* _To do_: From the line containing "What data populates" through the end of the entries, please repeat every line exactly and nothing more; the pictures do not belong in the copy.
(Dataset records)
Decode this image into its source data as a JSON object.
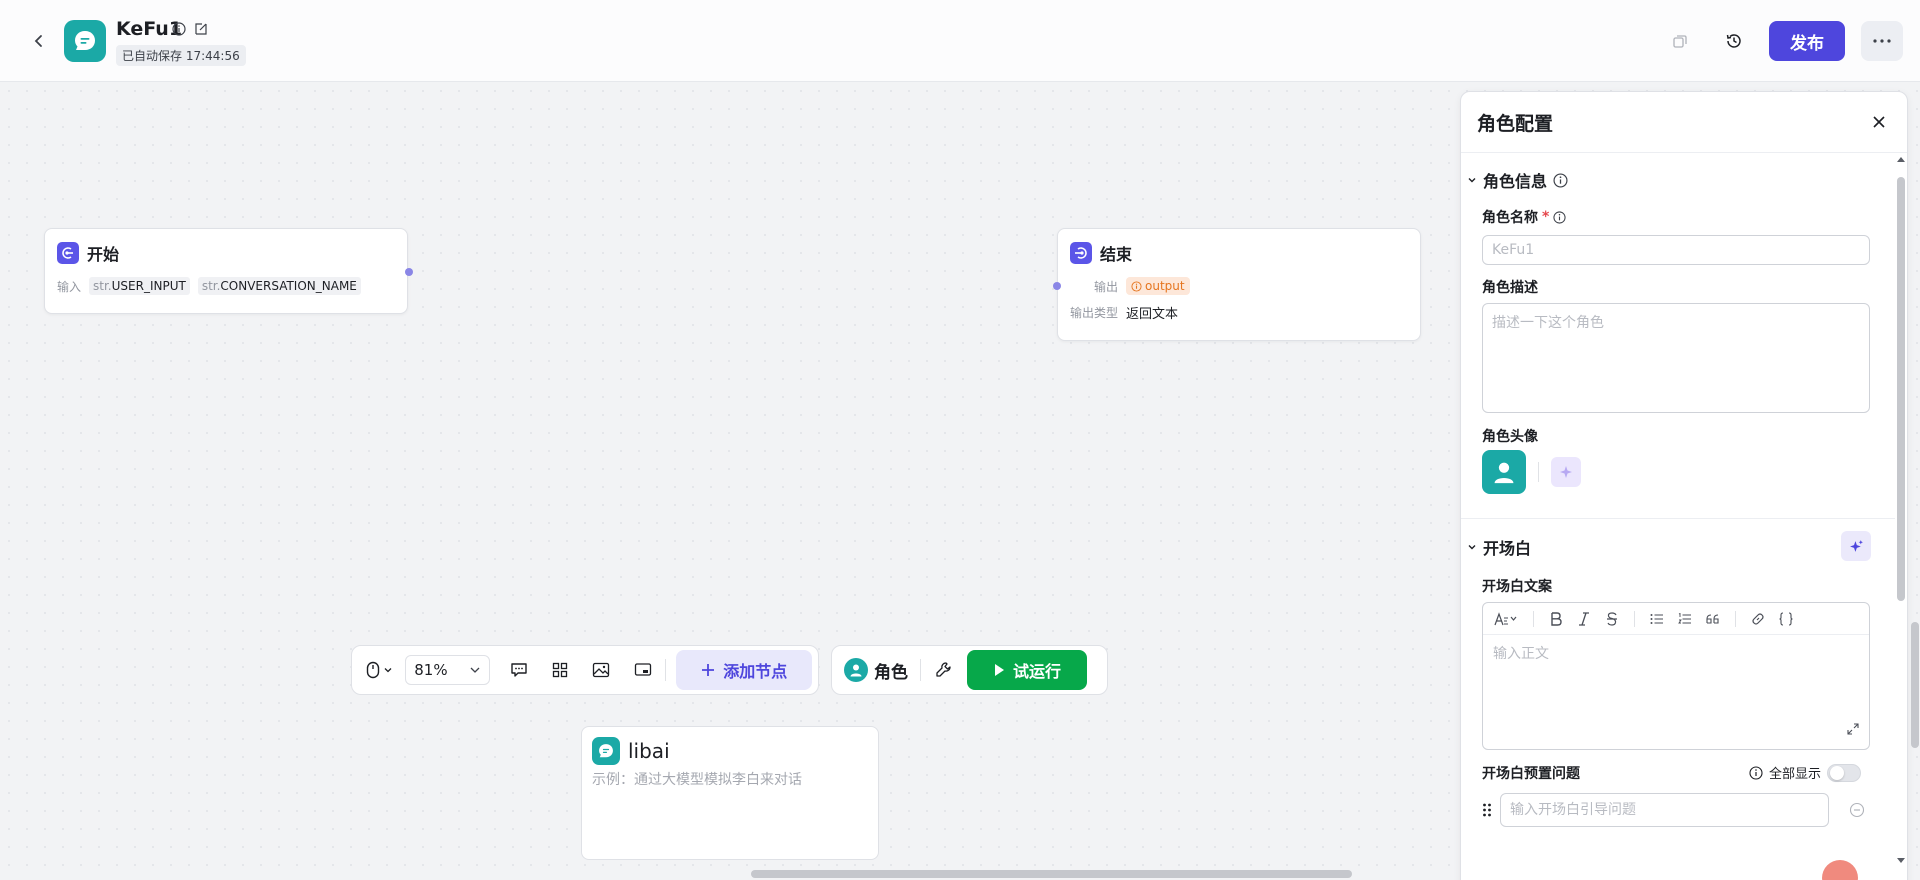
{
  "header": {
    "app_name": "KeFu1",
    "autosave": "已自动保存 17:44:56",
    "publish_label": "发布"
  },
  "nodes": {
    "start": {
      "title": "开始",
      "input_label": "输入",
      "inputs": [
        {
          "type": "str.",
          "name": "USER_INPUT"
        },
        {
          "type": "str.",
          "name": "CONVERSATION_NAME"
        }
      ]
    },
    "end": {
      "title": "结束",
      "output_label": "输出",
      "output_value": "output",
      "output_type_label": "输出类型",
      "output_type_value": "返回文本"
    },
    "libai": {
      "title": "libai",
      "description": "示例：通过大模型模拟李白来对话"
    }
  },
  "toolbar": {
    "zoom": "81%",
    "add_node_label": "添加节点",
    "role_label": "角色",
    "test_run_label": "试运行"
  },
  "panel": {
    "title": "角色配置",
    "role_info": {
      "section_title": "角色信息",
      "name_label": "角色名称",
      "name_required_mark": "*",
      "name_placeholder": "KeFu1",
      "desc_label": "角色描述",
      "desc_placeholder": "描述一下这个角色",
      "avatar_label": "角色头像"
    },
    "opening": {
      "section_title": "开场白",
      "text_label": "开场白文案",
      "editor_placeholder": "输入正文",
      "preset_label": "开场白预置问题",
      "show_all_label": "全部显示",
      "preset_placeholder": "输入开场白引导问题"
    }
  },
  "colors": {
    "brand": "#4e46dd",
    "teal": "#1ba9a6",
    "run_green": "#07a84a",
    "output_orange": "#e5751f"
  }
}
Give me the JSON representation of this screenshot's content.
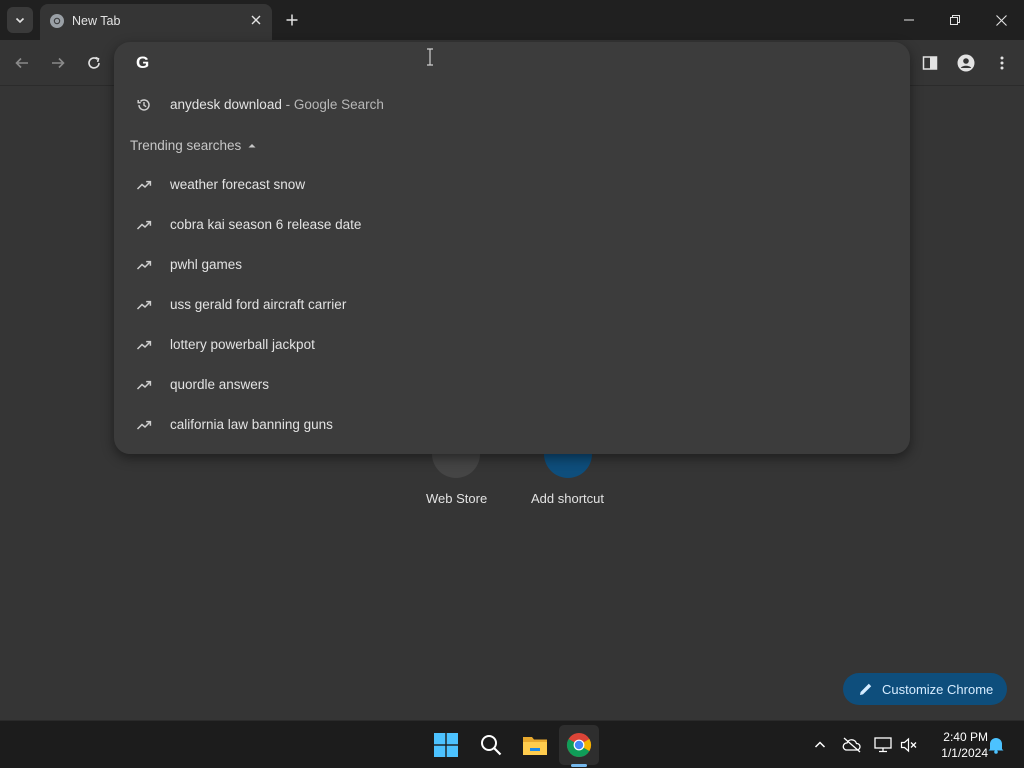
{
  "browser": {
    "tab": {
      "title": "New Tab"
    },
    "colors": {
      "accent": "#0e4e7c",
      "link_blue": "#1a73e8"
    }
  },
  "omnibox": {
    "value": "",
    "history_item": {
      "query": "anydesk download",
      "suffix": "- Google Search",
      "icon": "history-icon"
    },
    "trending_header": "Trending searches",
    "trending": [
      "weather forecast snow",
      "cobra kai season 6 release date",
      "pwhl games",
      "uss gerald ford aircraft carrier",
      "lottery powerball jackpot",
      "quordle answers",
      "california law banning guns"
    ]
  },
  "ntp": {
    "shortcuts": [
      {
        "label": "Web Store"
      },
      {
        "label": "Add shortcut"
      }
    ],
    "customize_label": "Customize Chrome"
  },
  "taskbar": {
    "time": "2:40 PM",
    "date": "1/1/2024"
  }
}
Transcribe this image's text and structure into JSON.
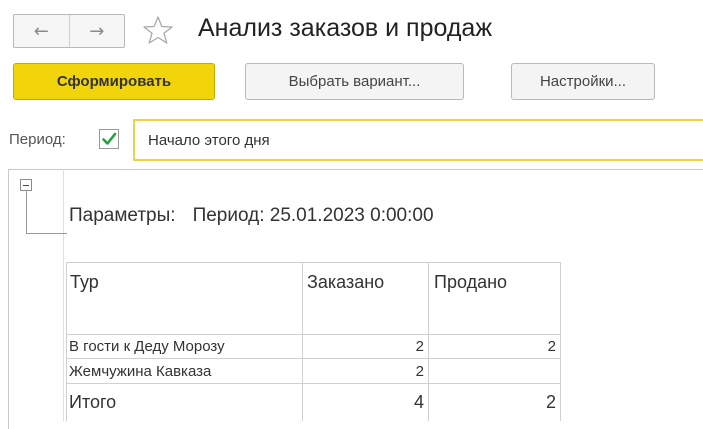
{
  "header": {
    "title": "Анализ заказов и продаж",
    "back_icon": "←",
    "forward_icon": "→"
  },
  "toolbar": {
    "generate_label": "Сформировать",
    "variant_label": "Выбрать вариант...",
    "settings_label": "Настройки..."
  },
  "period": {
    "label": "Период:",
    "checked": true,
    "value": "Начало этого дня"
  },
  "report": {
    "params_label": "Параметры:",
    "params_value": "Период: 25.01.2023 0:00:00",
    "columns": [
      "Тур",
      "Заказано",
      "Продано"
    ],
    "rows": [
      {
        "tour": "В гости к Деду Морозу",
        "ordered": "2",
        "sold": "2"
      },
      {
        "tour": "Жемчужина Кавказа",
        "ordered": "2",
        "sold": ""
      }
    ],
    "total": {
      "label": "Итого",
      "ordered": "4",
      "sold": "2"
    }
  },
  "colors": {
    "primary_button": "#f2d40b",
    "field_border": "#f1cf4a",
    "check": "#22a33a"
  }
}
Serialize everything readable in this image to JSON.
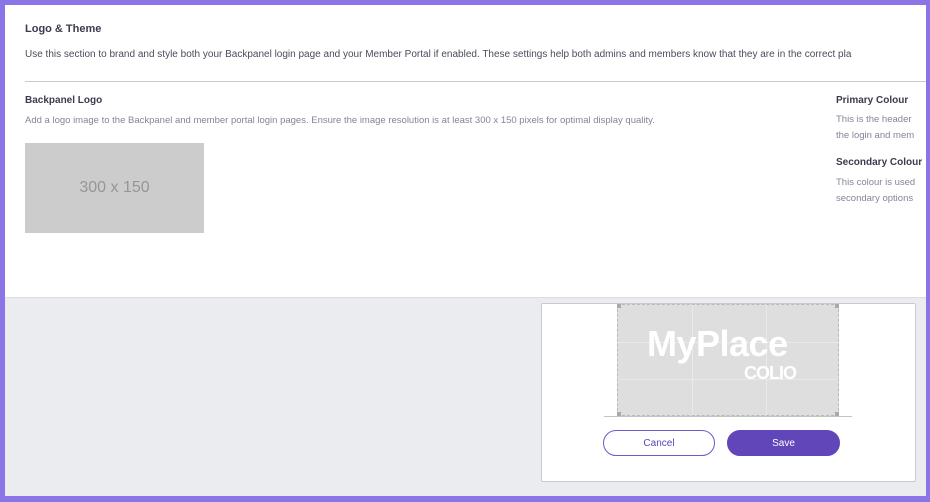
{
  "section": {
    "title": "Logo & Theme",
    "description": "Use this section to brand and style both your Backpanel login page and your Member Portal if enabled. These settings help both admins and members know that they are in the correct pla"
  },
  "backpanel_logo": {
    "title": "Backpanel Logo",
    "description": "Add a logo image to the Backpanel and member portal login pages. Ensure the image resolution is at least 300 x 150 pixels for optimal display quality.",
    "placeholder_text": "300 x 150"
  },
  "primary_colour": {
    "title": "Primary Colour",
    "description_line1": "This is the header",
    "description_line2": "the login and mem"
  },
  "secondary_colour": {
    "title": "Secondary Colour",
    "description_line1": "This colour is used",
    "description_line2": "secondary options"
  },
  "crop_modal": {
    "brand_main": "MyPlace",
    "brand_sub": "COLIO",
    "cancel_label": "Cancel",
    "save_label": "Save"
  },
  "colors": {
    "accent": "#6046b8",
    "frame": "#8b74e6",
    "placeholder": "#cccccc"
  }
}
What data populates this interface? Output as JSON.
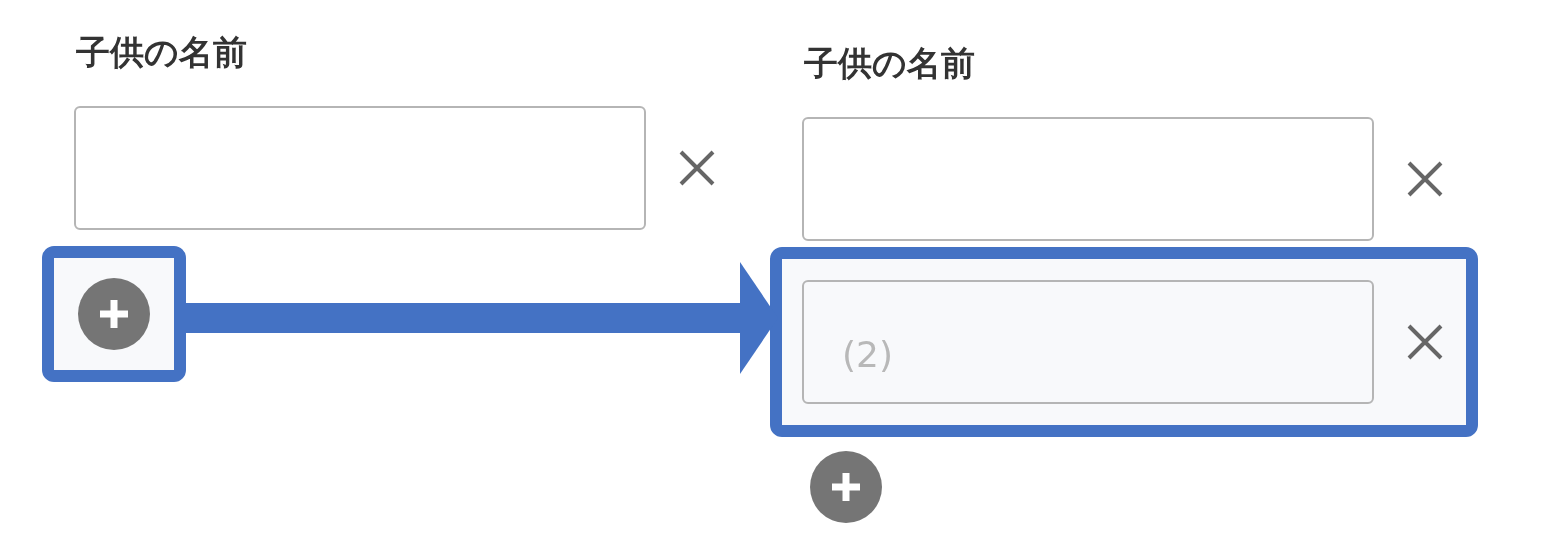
{
  "panels": [
    {
      "label": "子供の名前",
      "fields": [
        {
          "highlighted": false
        }
      ],
      "add_button": {
        "highlighted": true
      }
    },
    {
      "label": "子供の名前",
      "fields": [
        {
          "highlighted": false
        },
        {
          "highlighted": true,
          "placeholder": "(2)"
        }
      ],
      "add_button": {
        "highlighted": false
      }
    }
  ]
}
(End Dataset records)
* _Answer to this task_:
What data populates this interface? Output as JSON.
{
  "panels": [
    {
      "label": "子供の名前",
      "fields": [
        {
          "highlighted": false
        }
      ],
      "add_button": {
        "highlighted": true
      }
    },
    {
      "label": "子供の名前",
      "fields": [
        {
          "highlighted": false
        },
        {
          "highlighted": true,
          "placeholder": "(2)"
        }
      ],
      "add_button": {
        "highlighted": false
      }
    }
  ]
}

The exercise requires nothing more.